▸ Brief: Give back each line of the listing precisely as written.
━━ Input for this task
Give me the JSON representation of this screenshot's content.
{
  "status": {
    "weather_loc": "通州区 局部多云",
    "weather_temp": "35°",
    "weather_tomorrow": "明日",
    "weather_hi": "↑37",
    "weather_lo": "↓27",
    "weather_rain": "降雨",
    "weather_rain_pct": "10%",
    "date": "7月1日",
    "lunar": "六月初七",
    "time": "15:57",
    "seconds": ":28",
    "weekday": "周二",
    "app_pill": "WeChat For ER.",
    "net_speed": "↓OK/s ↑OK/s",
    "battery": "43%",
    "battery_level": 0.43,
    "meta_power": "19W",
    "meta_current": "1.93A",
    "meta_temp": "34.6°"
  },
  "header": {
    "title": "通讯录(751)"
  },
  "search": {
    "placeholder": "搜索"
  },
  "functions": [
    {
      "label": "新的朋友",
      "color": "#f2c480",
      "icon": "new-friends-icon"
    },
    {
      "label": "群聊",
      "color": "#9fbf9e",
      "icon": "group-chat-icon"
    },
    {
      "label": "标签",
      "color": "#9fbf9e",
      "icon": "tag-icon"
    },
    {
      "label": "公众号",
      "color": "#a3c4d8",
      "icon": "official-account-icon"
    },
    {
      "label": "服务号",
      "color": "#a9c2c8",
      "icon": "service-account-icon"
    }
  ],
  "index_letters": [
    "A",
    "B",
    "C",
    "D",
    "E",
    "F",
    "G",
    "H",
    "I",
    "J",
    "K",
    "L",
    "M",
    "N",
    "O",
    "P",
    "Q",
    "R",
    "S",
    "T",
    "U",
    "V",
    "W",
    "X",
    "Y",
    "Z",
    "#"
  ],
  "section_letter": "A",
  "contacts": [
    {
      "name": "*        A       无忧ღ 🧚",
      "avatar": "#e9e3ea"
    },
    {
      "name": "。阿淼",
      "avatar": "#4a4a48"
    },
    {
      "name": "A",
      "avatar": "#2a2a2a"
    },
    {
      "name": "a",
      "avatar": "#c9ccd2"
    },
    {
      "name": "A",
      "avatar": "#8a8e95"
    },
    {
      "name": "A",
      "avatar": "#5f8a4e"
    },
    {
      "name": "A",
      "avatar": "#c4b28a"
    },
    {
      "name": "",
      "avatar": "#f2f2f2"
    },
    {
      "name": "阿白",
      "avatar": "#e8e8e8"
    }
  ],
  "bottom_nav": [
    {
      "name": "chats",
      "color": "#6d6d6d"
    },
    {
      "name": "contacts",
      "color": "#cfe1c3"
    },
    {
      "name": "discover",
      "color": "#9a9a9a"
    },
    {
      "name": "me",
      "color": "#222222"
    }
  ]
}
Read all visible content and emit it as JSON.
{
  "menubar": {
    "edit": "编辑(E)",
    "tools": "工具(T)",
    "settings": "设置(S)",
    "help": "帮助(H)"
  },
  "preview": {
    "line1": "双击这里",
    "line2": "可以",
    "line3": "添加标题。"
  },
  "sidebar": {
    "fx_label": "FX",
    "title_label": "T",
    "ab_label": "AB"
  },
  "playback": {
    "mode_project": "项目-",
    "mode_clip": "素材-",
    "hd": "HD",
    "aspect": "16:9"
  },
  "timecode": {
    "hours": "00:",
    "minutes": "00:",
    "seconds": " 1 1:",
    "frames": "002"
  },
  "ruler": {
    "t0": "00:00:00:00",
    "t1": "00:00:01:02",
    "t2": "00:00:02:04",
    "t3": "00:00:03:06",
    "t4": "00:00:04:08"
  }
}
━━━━
▸ Output of the task:
Give me the JSON representation of this screenshot's content.
{
  "status": {
    "weather_loc": "通州区 局部多云",
    "weather_temp": "35°",
    "weather_tomorrow": "明日",
    "weather_hi": "↑37",
    "weather_lo": "↓27",
    "weather_rain": "降雨",
    "weather_rain_pct": "10%",
    "date": "7月1日",
    "lunar": "六月初七",
    "time": "15:57",
    "seconds": ":28",
    "weekday": "周二",
    "app_pill": "WeChat For ER.",
    "net_speed": "↓OK/s ↑OK/s",
    "battery": "43%",
    "battery_level": 0.43,
    "meta_power": "19W",
    "meta_current": "1.93A",
    "meta_temp": "34.6°"
  },
  "header": {
    "title": "通讯录(751)"
  },
  "search": {
    "placeholder": "搜索"
  },
  "functions": [
    {
      "label": "新的朋友",
      "color": "#f2c480",
      "icon": "new-friends-icon"
    },
    {
      "label": "群聊",
      "color": "#9fbf9e",
      "icon": "group-chat-icon"
    },
    {
      "label": "标签",
      "color": "#9fbf9e",
      "icon": "tag-icon"
    },
    {
      "label": "公众号",
      "color": "#a3c4d8",
      "icon": "official-account-icon"
    },
    {
      "label": "服务号",
      "color": "#a9c2c8",
      "icon": "service-account-icon"
    }
  ],
  "index_letters": [
    "A",
    "B",
    "C",
    "D",
    "E",
    "F",
    "G",
    "H",
    "I",
    "J",
    "K",
    "L",
    "M",
    "N",
    "O",
    "P",
    "Q",
    "R",
    "S",
    "T",
    "U",
    "V",
    "W",
    "X",
    "Y",
    "Z",
    "#"
  ],
  "section_letter": "A",
  "contacts": [
    {
      "name": "*        A       无忧ღ 🧚",
      "avatar": "#e9e3ea"
    },
    {
      "name": "。阿淼",
      "avatar": "#4a4a48"
    },
    {
      "name": "A",
      "avatar": "#2a2a2a"
    },
    {
      "name": "a",
      "avatar": "#c9ccd2"
    },
    {
      "name": "A",
      "avatar": "#8a8e95"
    },
    {
      "name": "A",
      "avatar": "#5f8a4e"
    },
    {
      "name": "A",
      "avatar": "#c4b28a"
    },
    {
      "name": "",
      "avatar": "#f2f2f2"
    },
    {
      "name": "阿白",
      "avatar": "#e8e8e8"
    }
  ],
  "bottom_nav": [
    {
      "name": "chats",
      "color": "#6d6d6d"
    },
    {
      "name": "contacts",
      "color": "#cfe1c3"
    },
    {
      "name": "discover",
      "color": "#9a9a9a"
    },
    {
      "name": "me",
      "color": "#222222"
    }
  ]
}
Read all visible content and emit it as JSON.
{
  "menubar": {
    "edit": "编辑(E)",
    "tools": "工具(T)",
    "settings": "设置(S)",
    "help": "帮助(H)"
  },
  "preview": {
    "line1": "双击这里",
    "line2": "可以",
    "line3": "添加标题。"
  },
  "sidebar": {
    "fx_label": "FX",
    "title_label": "T",
    "ab_label": "AB"
  },
  "playback": {
    "mode_project": "项目-",
    "mode_clip": "素材-",
    "hd": "HD",
    "aspect": "16:9"
  },
  "timecode": {
    "hours": "00:",
    "minutes": "00:",
    "seconds": " 1 1:",
    "frames": "002"
  },
  "ruler": {
    "t0": "00:00:00:00",
    "t1": "00:00:01:02",
    "t2": "00:00:02:04",
    "t3": "00:00:03:06",
    "t4": "00:00:04:08"
  }
}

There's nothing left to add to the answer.